Enya: Still from A Day Without Rain

Out Takes

"... as you get older, you kind of mellow out. I started asking myself if I was happy with the way I had been working. I thought, 'Yes, I love the work.'

"But I also realized that I had dedicated a lot of time solely to the music with major sacrifices regarding how much time I took out for myself. And I thought, 'I don't need to spend seven days a week in the studio'."

Indeed, when she began work on her new CD, A Day Without Rain, Enya resolved to take breaks on weekends and even indulge in a few vacations. The result, she believes, is an album with "a very content, positive feel and that's reflective of where I am right now."

Enya Stops to Smell the Roses

Elysa Gardner
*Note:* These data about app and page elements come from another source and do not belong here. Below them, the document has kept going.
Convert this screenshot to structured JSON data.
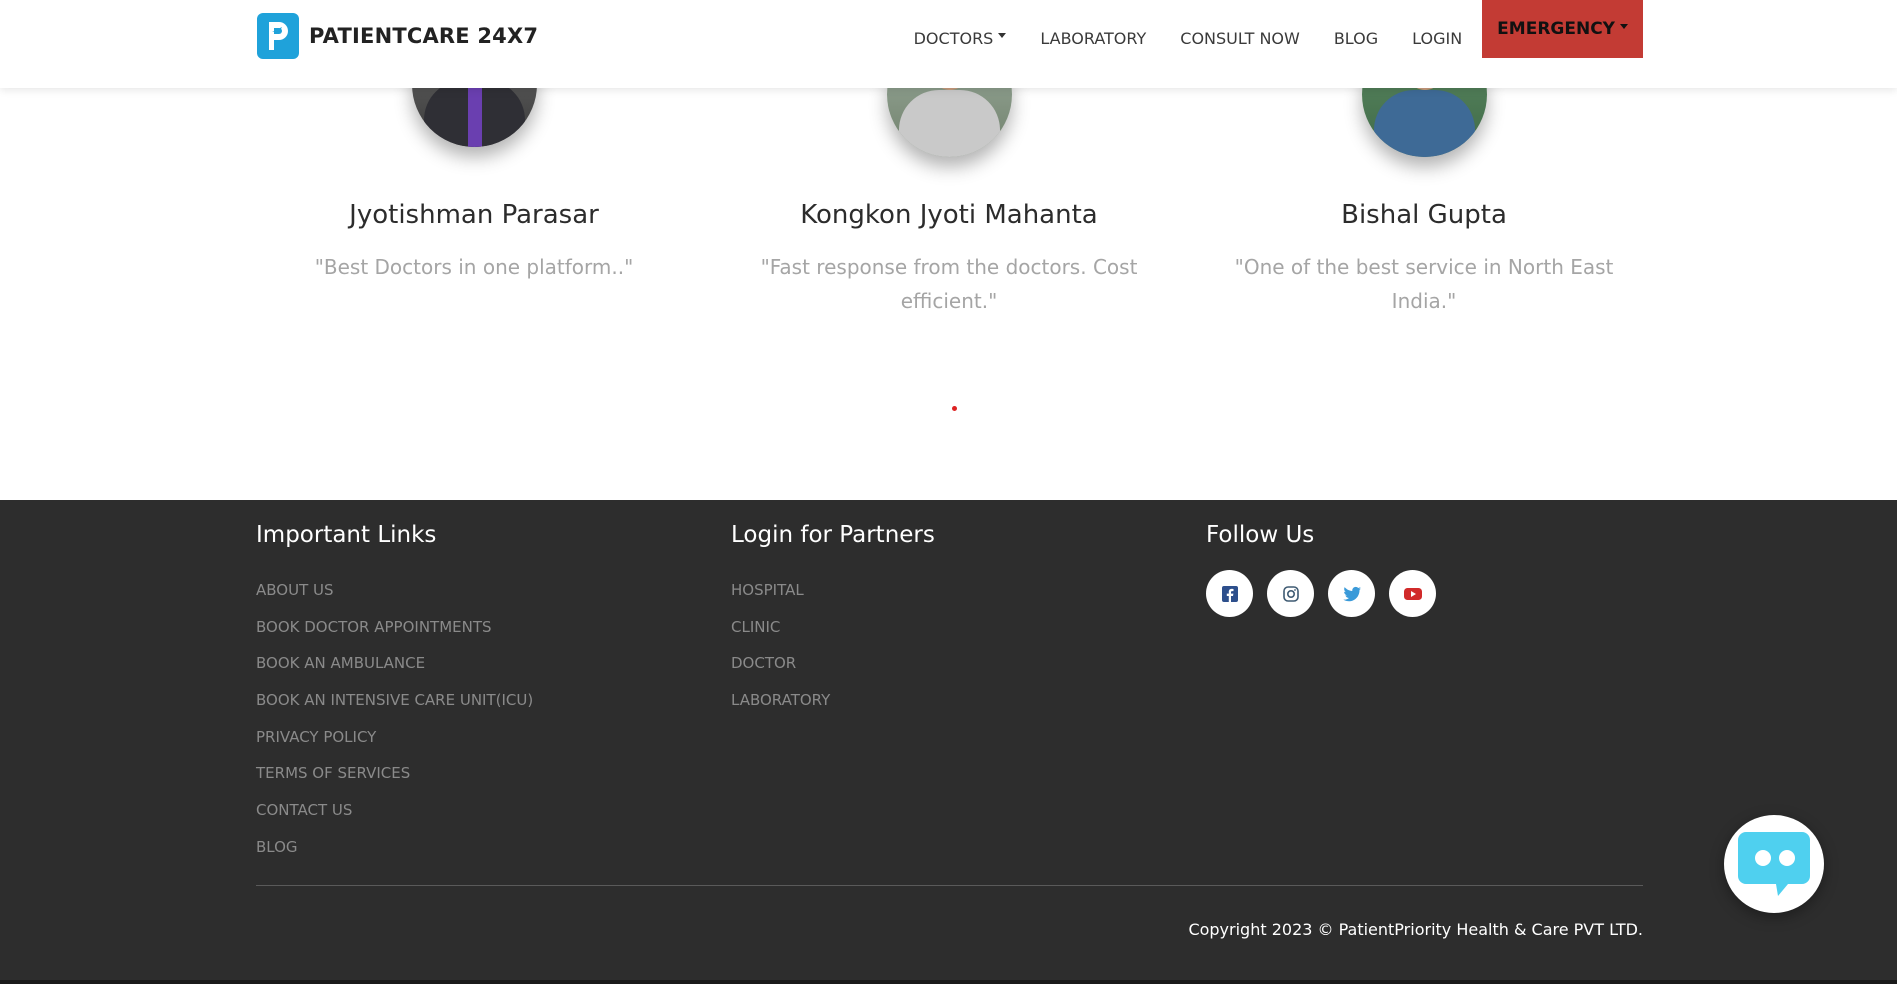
{
  "header": {
    "brand_name": "PATIENTCARE 24X7",
    "nav": {
      "doctors": "DOCTORS",
      "laboratory": "LABORATORY",
      "consult_now": "CONSULT NOW",
      "blog": "BLOG",
      "login": "LOGIN",
      "emergency": "EMERGENCY"
    },
    "emergency_color": "#c33b34",
    "brand_color": "#1fa2da"
  },
  "testimonials": [
    {
      "name": "Jyotishman Parasar",
      "quote": "\"Best Doctors in one platform..\""
    },
    {
      "name": "Kongkon Jyoti Mahanta",
      "quote": "\"Fast response from the doctors. Cost efficient.\""
    },
    {
      "name": "Bishal Gupta",
      "quote": "\"One of the best service in North East India.\""
    }
  ],
  "footer": {
    "important_links": {
      "heading": "Important Links",
      "items": [
        "ABOUT US",
        "BOOK DOCTOR APPOINTMENTS",
        "BOOK AN AMBULANCE",
        "BOOK AN INTENSIVE CARE UNIT(ICU)",
        "PRIVACY POLICY",
        "TERMS OF SERVICES",
        "CONTACT US",
        "BLOG"
      ]
    },
    "partners": {
      "heading": "Login for Partners",
      "items": [
        "HOSPITAL",
        "CLINIC",
        "DOCTOR",
        "LABORATORY"
      ]
    },
    "follow": {
      "heading": "Follow Us",
      "icons": [
        "facebook-icon",
        "instagram-icon",
        "twitter-icon",
        "youtube-icon"
      ]
    },
    "copyright": "Copyright 2023 © PatientPriority Health & Care PVT LTD.",
    "background": "#2d2d2d"
  },
  "chat_widget": {
    "icon": "chatbot-icon",
    "color": "#4fd0ef"
  }
}
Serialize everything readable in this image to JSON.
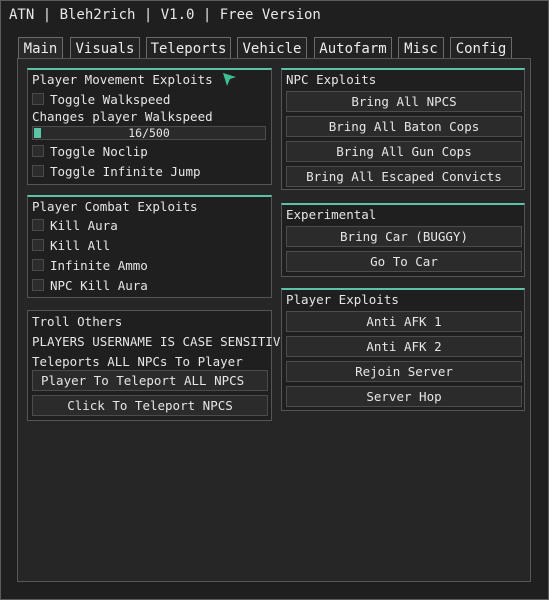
{
  "window": {
    "title": "ATN | Bleh2rich | V1.0 | Free Version"
  },
  "tabs": [
    "Main",
    "Visuals",
    "Teleports",
    "Vehicle",
    "Autofarm",
    "Misc",
    "Config"
  ],
  "player_movement": {
    "title": "Player Movement Exploits",
    "toggle_walkspeed": "Toggle Walkspeed",
    "walkspeed_label": "Changes player Walkspeed",
    "walkspeed_value": "16/500",
    "walkspeed_fraction": 0.032,
    "toggle_noclip": "Toggle Noclip",
    "toggle_infinite_jump": "Toggle Infinite Jump"
  },
  "player_combat": {
    "title": "Player Combat Exploits",
    "kill_aura": "Kill Aura",
    "kill_all": "Kill All",
    "infinite_ammo": "Infinite Ammo",
    "npc_kill_aura": "NPC Kill Aura"
  },
  "troll_others": {
    "title": "Troll Others",
    "case_note": "PLAYERS USERNAME IS CASE SENSITIVE",
    "teleport_note": "Teleports ALL NPCs To Player",
    "player_field": "Player To Teleport ALL NPCS",
    "click_button": "Click To Teleport NPCS"
  },
  "npc_exploits": {
    "title": "NPC Exploits",
    "buttons": [
      "Bring All NPCS",
      "Bring All Baton Cops",
      "Bring All Gun Cops",
      "Bring All Escaped Convicts"
    ]
  },
  "experimental": {
    "title": "Experimental",
    "buttons": [
      "Bring Car (BUGGY)",
      "Go To Car"
    ]
  },
  "player_exploits": {
    "title": "Player Exploits",
    "buttons": [
      "Anti AFK 1",
      "Anti AFK 2",
      "Rejoin Server",
      "Server Hop"
    ]
  },
  "colors": {
    "accent": "#5cc4a6",
    "background": "#1f1f1f"
  },
  "icons": {
    "cursor": "mouse-pointer-icon"
  }
}
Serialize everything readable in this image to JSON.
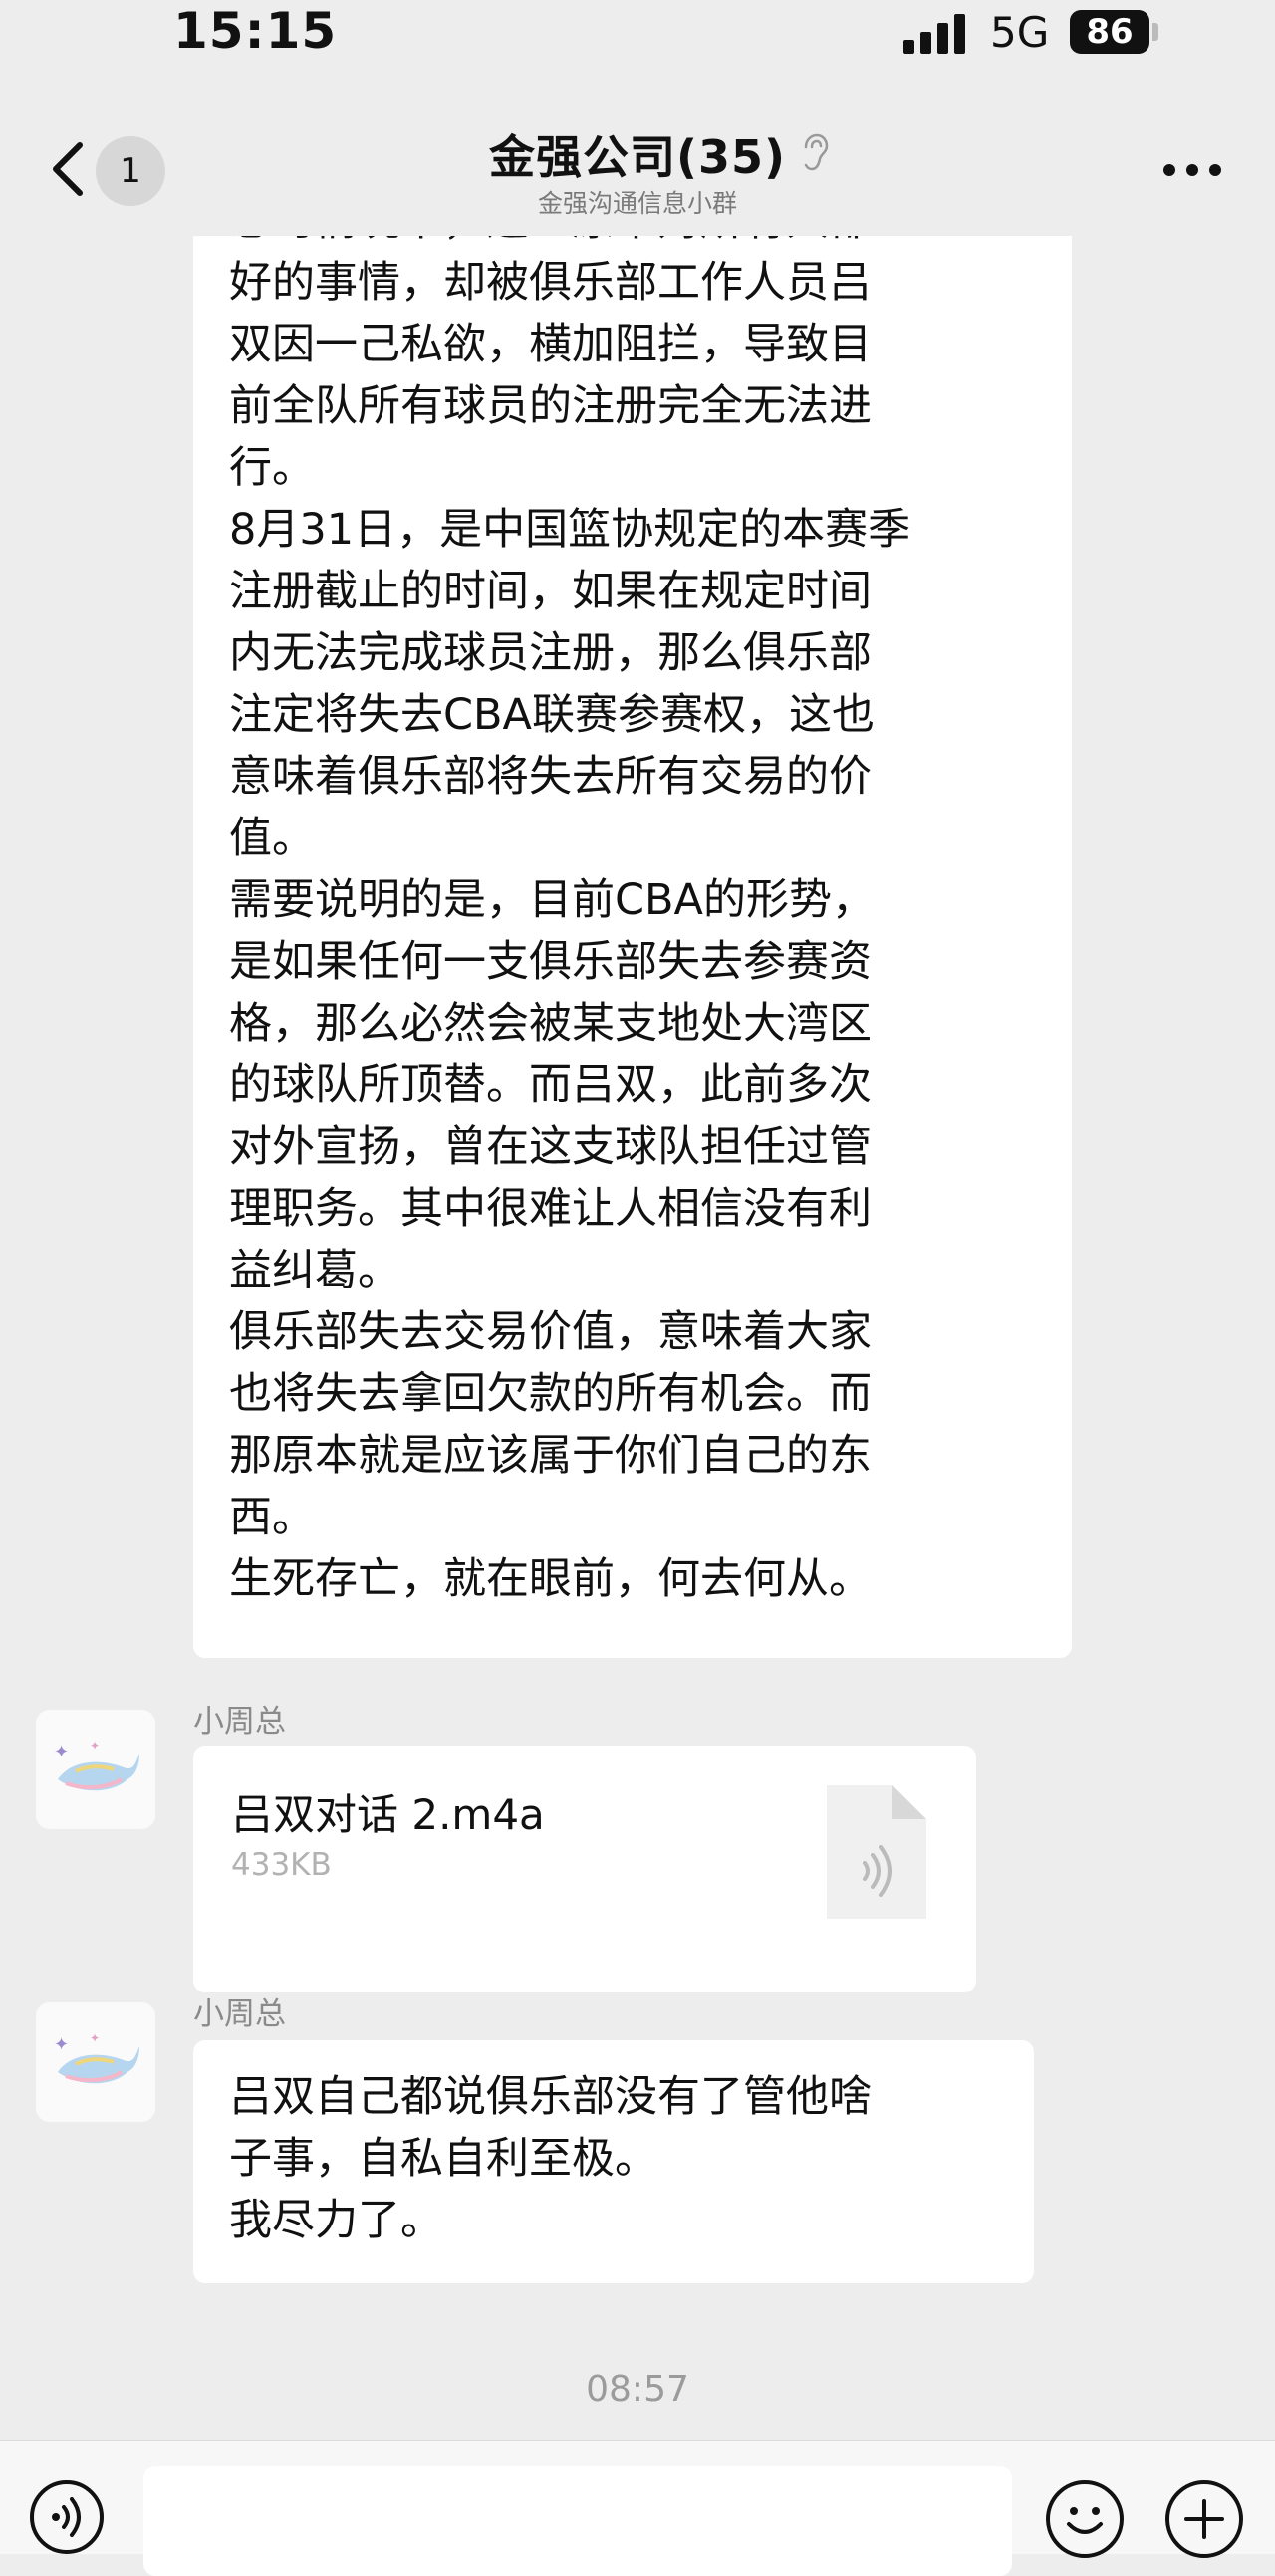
{
  "status_bar": {
    "time": "15:15",
    "network": "5G",
    "battery": "86"
  },
  "header": {
    "back_badge": "1",
    "title": "金强公司(35)",
    "subtitle": "金强沟通信息小群"
  },
  "messages": [
    {
      "type": "text",
      "cropped_top_text": "息时情况下，这一原本对所有人都",
      "text": "好的事情，却被俱乐部工作人员吕\n双因一己私欲，横加阻拦，导致目\n前全队所有球员的注册完全无法进\n行。\n8月31日，是中国篮协规定的本赛季\n注册截止的时间，如果在规定时间\n内无法完成球员注册，那么俱乐部\n注定将失去CBA联赛参赛权，这也\n意味着俱乐部将失去所有交易的价\n值。\n需要说明的是，目前CBA的形势，\n是如果任何一支俱乐部失去参赛资\n格，那么必然会被某支地处大湾区\n的球队所顶替。而吕双，此前多次\n对外宣扬，曾在这支球队担任过管\n理职务。其中很难让人相信没有利\n益纠葛。\n俱乐部失去交易价值，意味着大家\n也将失去拿回欠款的所有机会。而\n那原本就是应该属于你们自己的东\n西。\n生死存亡，就在眼前，何去何从。"
    },
    {
      "type": "file",
      "sender": "小周总",
      "file_name": "吕双对话 2.m4a",
      "file_size": "433KB"
    },
    {
      "type": "text",
      "sender": "小周总",
      "text": "吕双自己都说俱乐部没有了管他啥\n子事，自私自利至极。\n我尽力了。"
    }
  ],
  "timestamp": "08:57",
  "icons": {
    "back": "chevron-left-icon",
    "mute": "ear-mute-icon",
    "more": "more-dots-icon",
    "voice": "voice-wave-icon",
    "emoji": "emoji-smile-icon",
    "plus": "plus-circle-icon",
    "file": "audio-file-icon"
  },
  "colors": {
    "background": "#ededed",
    "bubble": "#ffffff",
    "badge": "#d7d7d7",
    "muted_text": "#8a8a8a"
  }
}
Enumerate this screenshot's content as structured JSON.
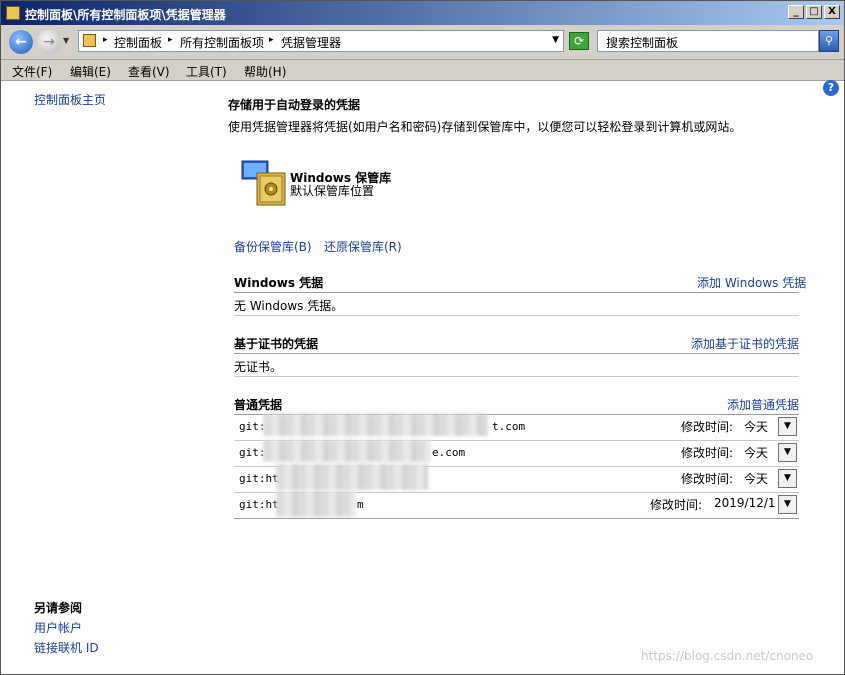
{
  "window": {
    "title": "控制面板\\所有控制面板项\\凭据管理器",
    "min": "_",
    "max": "□",
    "close": "X"
  },
  "address": {
    "crumb1": "控制面板",
    "crumb2": "所有控制面板项",
    "crumb3": "凭据管理器",
    "search_placeholder": "搜索控制面板"
  },
  "menu": {
    "file": "文件(F)",
    "edit": "编辑(E)",
    "view": "查看(V)",
    "tools": "工具(T)",
    "help": "帮助(H)"
  },
  "sidebar": {
    "home": "控制面板主页",
    "see_also": "另请参阅",
    "user_accounts": "用户帐户",
    "link_online_id": "链接联机 ID"
  },
  "main": {
    "title": "存储用于自动登录的凭据",
    "description": "使用凭据管理器将凭据(如用户名和密码)存储到保管库中，以便您可以轻松登录到计算机或网站。",
    "vault_name": "Windows 保管库",
    "vault_sub": "默认保管库位置",
    "backup": "备份保管库(B)",
    "restore": "还原保管库(R)"
  },
  "sections": {
    "windows": {
      "title": "Windows 凭据",
      "add": "添加 Windows 凭据",
      "empty": "无 Windows 凭据。"
    },
    "cert": {
      "title": "基于证书的凭据",
      "add": "添加基于证书的凭据",
      "empty": "无证书。"
    },
    "generic": {
      "title": "普通凭据",
      "add": "添加普通凭据"
    }
  },
  "credentials": [
    {
      "prefix": "git:",
      "suffix": "t.com",
      "time_label": "修改时间:",
      "time": "今天"
    },
    {
      "prefix": "git:",
      "suffix": "e.com",
      "time_label": "修改时间:",
      "time": "今天"
    },
    {
      "prefix": "git:ht",
      "suffix": "",
      "time_label": "修改时间:",
      "time": "今天"
    },
    {
      "prefix": "git:ht",
      "suffix": "m",
      "time_label": "修改时间:",
      "time": "2019/12/1"
    }
  ],
  "watermark": "https://blog.csdn.net/cnoneo"
}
USA Today (USA) 22 December 2000

NEW YORK For more than a decade, a certain Irish musician has been one of our most scrupulously private popular artists. But after selling 44 million albums worldwide, she finally is ready to make a personal revelation.

Enya is a recovering workaholic.

The 39-year-old singer, composer and multi-instrumentalist, who was born Eithne Ni Bhraonain, began realizing her problem while working on her last studio album, 1995's The Memory of Trees. Like its predecessors, 1988's Watermark and 1991's Shepherd Moons, Trees was a collection of densely layered tracks that Enya toiled on for years, devoting long hours and intense concentration to crafting her lush, ethereal sound.

"It takes me time to write a melody, to work on an arrangement," says Enya, who sits perched on a sofa in her Manhattan hotel suite. "But as you get older, you kind of mellow out. I started asking myself if I was happy with the way I had been working. I thought, 'Yes, I love the work.'

"But I also realized that I had dedicated a lot of time solely to the music with major sacrifices regarding how much time I took out for myself. And I thought, 'I don't need to spend seven days a week in the studio'."

Indeed, when she began work on her new CD, A Day Without Rain, Enya resolved to take breaks on weekends and even indulge in a few vacations. The result, she believes, is an album with "a very content, positive feel and that's reflective of where I am right now."

Enya's more relaxed approach to recording also produced a fringe benefit: For the first time, she is considering embarking on a concert tour. While she notes that it would be impossible to re-create the sound she achieves in the studio where she plays all the instrumental parts and records all vocal harmonies she envisions a stage production that would include an orchestra and choir.

"It's just a matter of sitting down and scoring the various parts," she says. "It's quite an exciting idea. We've been talking about at least trying to do a TV special by next year and take it from there."

Certainly, the audience for such an event exists.

Though Enya's soothing, contemplative oeuvre is hardly the kind of fare that attracts Top 40 radio programmers, she has maintained a devout following here and abroad. Some fans have attributed healing powers to her music, relaying stories of how her songs have helped ease physical and emotional duress.

While Enya is hugely flattered by such feedback, she insists that "I never bring thoughts about the success or the listeners into the studio with me."

For her, writing and recording is a fairly solitary process, in which her only companionship is provided by longtime colleagues Nicky and Roma Ryan.

Nicky managed Clannad, the family group that Enya performed with in the late '70s and early '80s, and has produced all her solo efforts; Roma, his wife, writes lyrics to accompany Enya's melodies.

"It's a very conscious decision to have only Nicky, Roma and myself in the studio," Enya says.

"No one else can hear the music until it's completely finished. The record company knows that they can't be phoning me up all the time, asking, 'When will it be ready?' They have understood that from the beginning, which is great."

Enya's professional associates and her fans are equally respectful of her enduring desire for a private life. Whether traveling the globe to promote a project or unwinding at her home in a suburb of Dublin, she is approached by admirers, but they are generally polite to a fault.

"They'll quietly ask me for an autograph," she muses, lowering her voice to a whisper in an affectionate simulation of this technique. "They'll say, 'I know you don't like to be bothered.' But I don't mind being recognized."

Nor does Enya mind discussing her current contentment to a point. Asked if there is a specific reason for her new and improved outlook on art and life, she mentions no boyfriend, puppy or Eastern philosophy. She simply advises the curious to listen and learn.

"My music was out there selling itself before anyone knew who I was," she notes. "That's how I've expressed myself and shared my personal moments. My choice has been to stand back and let the music speak for itself."